The Green Connection Pod, which is a wooden frame lined with 36 indoor plants, provides seating for two people face-to-face and is designed to promote relaxed conversations.
It will be installed on the ground floor of Tūranga in early September and will remain there until the end of October with special programming planned for Mental Health Awareness Week from 23 to 29 September.
The pod has been designed by Jordan Hampson of The Green Lab, formerly known as Greening the Rubble, an organisation that aims to create urban green spaces to support social connection and wellbeing in Christchurch.
Research shows plants promote wellbeing and anecdotal evidence suggests they might also make people feel more comfortable about initiating conversations that would otherwise be challenging, says Green Lab Project Manager Khye Hitchcock.
“In 2018 we created The Green Lounge for the BizDojo co-working space. People using the area said it improved their general mood and they were able to have more genuine, vulnerable conversations when surrounded by plants.”
Khye says the Connection Pod takes the essence of The Green Lounge but delivers it in a wooden flat-pack kit.

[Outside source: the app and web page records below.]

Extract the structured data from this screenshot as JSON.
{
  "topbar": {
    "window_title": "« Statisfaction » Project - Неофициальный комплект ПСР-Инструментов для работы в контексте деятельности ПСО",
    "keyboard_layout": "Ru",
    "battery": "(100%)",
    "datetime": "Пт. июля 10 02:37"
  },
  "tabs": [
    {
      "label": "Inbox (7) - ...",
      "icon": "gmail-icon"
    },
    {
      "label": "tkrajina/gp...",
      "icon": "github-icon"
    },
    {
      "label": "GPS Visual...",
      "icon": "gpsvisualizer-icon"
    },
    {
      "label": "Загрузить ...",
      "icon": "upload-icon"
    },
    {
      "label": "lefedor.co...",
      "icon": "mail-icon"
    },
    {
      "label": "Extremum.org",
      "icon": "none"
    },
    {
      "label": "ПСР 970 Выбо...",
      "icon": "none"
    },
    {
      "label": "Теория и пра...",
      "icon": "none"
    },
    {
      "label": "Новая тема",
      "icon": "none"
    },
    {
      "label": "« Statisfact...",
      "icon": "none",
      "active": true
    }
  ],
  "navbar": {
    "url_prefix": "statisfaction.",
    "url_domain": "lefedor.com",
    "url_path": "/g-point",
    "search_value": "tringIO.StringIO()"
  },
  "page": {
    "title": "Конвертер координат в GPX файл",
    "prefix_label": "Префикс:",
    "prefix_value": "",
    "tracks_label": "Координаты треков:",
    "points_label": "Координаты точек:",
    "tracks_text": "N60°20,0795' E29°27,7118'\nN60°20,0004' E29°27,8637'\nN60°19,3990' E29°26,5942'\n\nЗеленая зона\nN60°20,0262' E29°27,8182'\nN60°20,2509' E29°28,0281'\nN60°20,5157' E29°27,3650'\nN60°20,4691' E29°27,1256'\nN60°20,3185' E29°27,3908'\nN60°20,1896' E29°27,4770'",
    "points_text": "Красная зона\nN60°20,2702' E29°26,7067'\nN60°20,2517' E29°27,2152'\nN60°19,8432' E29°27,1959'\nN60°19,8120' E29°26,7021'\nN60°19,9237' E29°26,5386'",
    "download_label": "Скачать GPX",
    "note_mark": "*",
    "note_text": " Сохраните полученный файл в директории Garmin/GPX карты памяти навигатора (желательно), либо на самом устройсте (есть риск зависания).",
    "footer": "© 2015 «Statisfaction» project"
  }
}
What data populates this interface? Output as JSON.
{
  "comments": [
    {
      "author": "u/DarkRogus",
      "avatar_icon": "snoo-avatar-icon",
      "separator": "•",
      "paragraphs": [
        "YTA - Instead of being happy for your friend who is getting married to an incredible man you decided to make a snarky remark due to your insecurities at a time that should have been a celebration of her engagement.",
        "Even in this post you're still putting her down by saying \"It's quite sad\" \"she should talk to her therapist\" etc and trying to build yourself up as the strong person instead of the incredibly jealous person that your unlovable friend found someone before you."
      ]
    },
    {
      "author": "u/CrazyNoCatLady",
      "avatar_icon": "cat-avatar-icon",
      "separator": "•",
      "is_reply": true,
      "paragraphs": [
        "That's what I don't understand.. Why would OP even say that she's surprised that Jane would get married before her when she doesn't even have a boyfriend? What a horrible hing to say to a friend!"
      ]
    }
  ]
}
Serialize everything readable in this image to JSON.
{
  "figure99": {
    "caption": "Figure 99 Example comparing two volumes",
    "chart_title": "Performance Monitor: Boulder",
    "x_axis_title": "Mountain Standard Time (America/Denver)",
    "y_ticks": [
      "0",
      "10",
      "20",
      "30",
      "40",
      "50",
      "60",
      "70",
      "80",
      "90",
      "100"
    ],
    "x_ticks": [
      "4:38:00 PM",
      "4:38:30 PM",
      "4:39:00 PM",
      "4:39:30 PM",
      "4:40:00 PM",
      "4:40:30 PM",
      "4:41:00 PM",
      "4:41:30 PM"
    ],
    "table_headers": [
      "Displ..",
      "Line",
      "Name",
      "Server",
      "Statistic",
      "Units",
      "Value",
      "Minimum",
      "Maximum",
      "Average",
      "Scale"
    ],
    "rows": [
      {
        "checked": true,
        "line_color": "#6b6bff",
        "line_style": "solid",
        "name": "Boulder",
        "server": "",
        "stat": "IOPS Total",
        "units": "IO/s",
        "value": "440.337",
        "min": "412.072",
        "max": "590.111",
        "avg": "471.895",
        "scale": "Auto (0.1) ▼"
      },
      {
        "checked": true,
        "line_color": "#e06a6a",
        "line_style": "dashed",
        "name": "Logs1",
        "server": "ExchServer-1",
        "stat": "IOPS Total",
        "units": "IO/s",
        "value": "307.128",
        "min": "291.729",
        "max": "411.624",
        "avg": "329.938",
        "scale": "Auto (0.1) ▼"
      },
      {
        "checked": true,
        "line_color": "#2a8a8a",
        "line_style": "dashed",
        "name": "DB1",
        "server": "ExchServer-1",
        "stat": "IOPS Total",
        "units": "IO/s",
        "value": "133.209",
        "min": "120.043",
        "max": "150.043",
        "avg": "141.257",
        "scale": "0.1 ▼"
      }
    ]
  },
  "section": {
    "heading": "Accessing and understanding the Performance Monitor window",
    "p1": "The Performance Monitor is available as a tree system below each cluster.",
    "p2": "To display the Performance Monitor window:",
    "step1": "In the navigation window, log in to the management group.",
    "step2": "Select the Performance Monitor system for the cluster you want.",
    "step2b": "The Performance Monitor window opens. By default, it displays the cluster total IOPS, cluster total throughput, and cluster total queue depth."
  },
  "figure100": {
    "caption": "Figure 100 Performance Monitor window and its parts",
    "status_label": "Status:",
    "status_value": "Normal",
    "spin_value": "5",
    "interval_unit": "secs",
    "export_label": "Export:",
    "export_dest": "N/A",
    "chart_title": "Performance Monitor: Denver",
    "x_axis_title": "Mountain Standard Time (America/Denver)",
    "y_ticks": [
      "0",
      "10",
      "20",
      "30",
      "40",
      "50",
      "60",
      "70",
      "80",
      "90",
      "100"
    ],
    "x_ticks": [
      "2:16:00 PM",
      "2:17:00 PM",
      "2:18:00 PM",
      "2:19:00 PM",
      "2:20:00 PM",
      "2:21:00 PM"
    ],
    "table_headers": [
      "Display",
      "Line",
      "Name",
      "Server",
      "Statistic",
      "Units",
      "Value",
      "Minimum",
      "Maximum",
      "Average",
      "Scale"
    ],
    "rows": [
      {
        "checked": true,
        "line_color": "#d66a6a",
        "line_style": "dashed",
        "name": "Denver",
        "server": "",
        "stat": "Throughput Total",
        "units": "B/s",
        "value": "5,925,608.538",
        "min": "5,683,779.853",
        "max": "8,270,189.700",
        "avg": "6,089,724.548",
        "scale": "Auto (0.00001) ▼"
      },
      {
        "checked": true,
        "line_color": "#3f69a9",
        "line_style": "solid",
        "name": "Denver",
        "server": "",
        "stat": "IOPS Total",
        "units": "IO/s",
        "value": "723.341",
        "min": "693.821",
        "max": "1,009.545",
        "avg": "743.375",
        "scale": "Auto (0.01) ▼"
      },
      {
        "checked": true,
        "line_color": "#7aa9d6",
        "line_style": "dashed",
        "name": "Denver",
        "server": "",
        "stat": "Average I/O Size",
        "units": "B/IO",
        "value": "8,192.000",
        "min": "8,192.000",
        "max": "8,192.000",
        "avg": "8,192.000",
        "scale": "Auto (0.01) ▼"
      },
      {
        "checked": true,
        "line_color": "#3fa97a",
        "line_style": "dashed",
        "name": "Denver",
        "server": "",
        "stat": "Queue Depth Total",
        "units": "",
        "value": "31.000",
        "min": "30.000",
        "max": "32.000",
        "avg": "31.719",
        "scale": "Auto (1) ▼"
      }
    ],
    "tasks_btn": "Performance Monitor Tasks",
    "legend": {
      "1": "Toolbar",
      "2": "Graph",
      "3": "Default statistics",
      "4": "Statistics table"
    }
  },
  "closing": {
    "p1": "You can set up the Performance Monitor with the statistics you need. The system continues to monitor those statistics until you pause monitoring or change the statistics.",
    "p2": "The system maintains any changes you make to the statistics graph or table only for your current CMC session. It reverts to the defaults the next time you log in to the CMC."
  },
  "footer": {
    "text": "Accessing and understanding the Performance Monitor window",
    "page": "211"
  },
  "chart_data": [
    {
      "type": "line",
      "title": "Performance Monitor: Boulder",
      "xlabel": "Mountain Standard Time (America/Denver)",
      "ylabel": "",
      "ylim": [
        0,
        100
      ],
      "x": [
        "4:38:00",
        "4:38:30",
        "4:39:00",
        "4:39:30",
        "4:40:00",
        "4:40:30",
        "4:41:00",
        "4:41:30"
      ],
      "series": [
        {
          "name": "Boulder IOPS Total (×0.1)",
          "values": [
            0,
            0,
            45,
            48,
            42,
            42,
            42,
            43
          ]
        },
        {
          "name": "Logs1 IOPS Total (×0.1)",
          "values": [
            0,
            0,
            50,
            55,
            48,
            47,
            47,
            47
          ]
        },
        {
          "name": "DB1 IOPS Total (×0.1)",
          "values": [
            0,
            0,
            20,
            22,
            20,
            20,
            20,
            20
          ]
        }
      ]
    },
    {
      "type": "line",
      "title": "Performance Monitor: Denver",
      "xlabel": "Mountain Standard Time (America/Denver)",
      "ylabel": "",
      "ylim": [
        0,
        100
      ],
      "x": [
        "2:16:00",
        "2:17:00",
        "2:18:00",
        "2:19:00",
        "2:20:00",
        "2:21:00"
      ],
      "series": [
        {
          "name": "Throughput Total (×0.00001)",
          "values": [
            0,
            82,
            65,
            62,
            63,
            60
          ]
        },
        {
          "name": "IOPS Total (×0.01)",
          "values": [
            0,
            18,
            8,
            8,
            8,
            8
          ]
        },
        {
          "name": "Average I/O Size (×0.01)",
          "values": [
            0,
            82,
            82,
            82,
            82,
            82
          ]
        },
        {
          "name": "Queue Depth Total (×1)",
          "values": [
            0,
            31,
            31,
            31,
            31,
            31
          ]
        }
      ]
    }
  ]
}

“There’s not a lot of space for intimate personal connection in our urban environment so we’re testing a design for a space where people hopefully feel relaxed and able to interact directly with each other."
The Green Lab, which is supported by the Council’s Enliven Places Programme, has partnered with the All Right? Campaign and Christchurch City Libraries staff to design the user experience of the pod at Tūranga.
All Right? team members have written some conversation starters that will be provided inside, as well as phone numbers for support lines and wellbeing information.
Tūranga Library Manager Chris Hay says it’s a creative and positive project. “There’s a lot of evidence to show that green environments have a beneficial impact on our mental and physical health so it will be interesting to see how providing this peaceful refuge inside the library might encourage conversation and a sense of community."